Could you please repeat all of the entries exactly as written?

■ ■ ■

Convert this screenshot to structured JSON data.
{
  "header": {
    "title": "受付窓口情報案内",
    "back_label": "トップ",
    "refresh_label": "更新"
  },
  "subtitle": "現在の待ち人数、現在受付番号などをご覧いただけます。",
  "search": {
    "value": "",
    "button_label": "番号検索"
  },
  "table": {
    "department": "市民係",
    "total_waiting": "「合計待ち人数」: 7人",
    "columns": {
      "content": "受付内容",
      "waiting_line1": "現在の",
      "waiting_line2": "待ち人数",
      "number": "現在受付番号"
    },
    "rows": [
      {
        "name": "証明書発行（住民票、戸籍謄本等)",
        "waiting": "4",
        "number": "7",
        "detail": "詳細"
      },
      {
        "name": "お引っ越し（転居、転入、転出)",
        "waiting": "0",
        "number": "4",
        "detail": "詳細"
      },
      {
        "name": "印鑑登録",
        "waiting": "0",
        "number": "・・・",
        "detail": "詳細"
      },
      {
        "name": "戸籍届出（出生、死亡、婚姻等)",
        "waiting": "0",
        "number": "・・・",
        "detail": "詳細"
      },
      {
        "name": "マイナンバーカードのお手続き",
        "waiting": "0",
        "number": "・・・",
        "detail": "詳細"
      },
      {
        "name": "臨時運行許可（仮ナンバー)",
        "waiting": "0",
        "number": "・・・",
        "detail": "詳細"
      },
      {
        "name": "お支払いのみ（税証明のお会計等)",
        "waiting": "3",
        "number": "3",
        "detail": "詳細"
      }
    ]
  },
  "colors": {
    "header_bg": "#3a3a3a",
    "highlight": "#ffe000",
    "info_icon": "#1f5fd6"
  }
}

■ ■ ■

Result of the exercise –
Convert this screenshot to structured JSON data.
{
  "header": {
    "title": "受付窓口情報案内",
    "back_label": "トップ",
    "refresh_label": "更新"
  },
  "subtitle": "現在の待ち人数、現在受付番号などをご覧いただけます。",
  "search": {
    "value": "",
    "button_label": "番号検索"
  },
  "table": {
    "department": "市民係",
    "total_waiting": "「合計待ち人数」: 7人",
    "columns": {
      "content": "受付内容",
      "waiting_line1": "現在の",
      "waiting_line2": "待ち人数",
      "number": "現在受付番号"
    },
    "rows": [
      {
        "name": "証明書発行（住民票、戸籍謄本等)",
        "waiting": "4",
        "number": "7",
        "detail": "詳細"
      },
      {
        "name": "お引っ越し（転居、転入、転出)",
        "waiting": "0",
        "number": "4",
        "detail": "詳細"
      },
      {
        "name": "印鑑登録",
        "waiting": "0",
        "number": "・・・",
        "detail": "詳細"
      },
      {
        "name": "戸籍届出（出生、死亡、婚姻等)",
        "waiting": "0",
        "number": "・・・",
        "detail": "詳細"
      },
      {
        "name": "マイナンバーカードのお手続き",
        "waiting": "0",
        "number": "・・・",
        "detail": "詳細"
      },
      {
        "name": "臨時運行許可（仮ナンバー)",
        "waiting": "0",
        "number": "・・・",
        "detail": "詳細"
      },
      {
        "name": "お支払いのみ（税証明のお会計等)",
        "waiting": "3",
        "number": "3",
        "detail": "詳細"
      }
    ]
  },
  "colors": {
    "header_bg": "#3a3a3a",
    "highlight": "#ffe000",
    "info_icon": "#1f5fd6"
  }
}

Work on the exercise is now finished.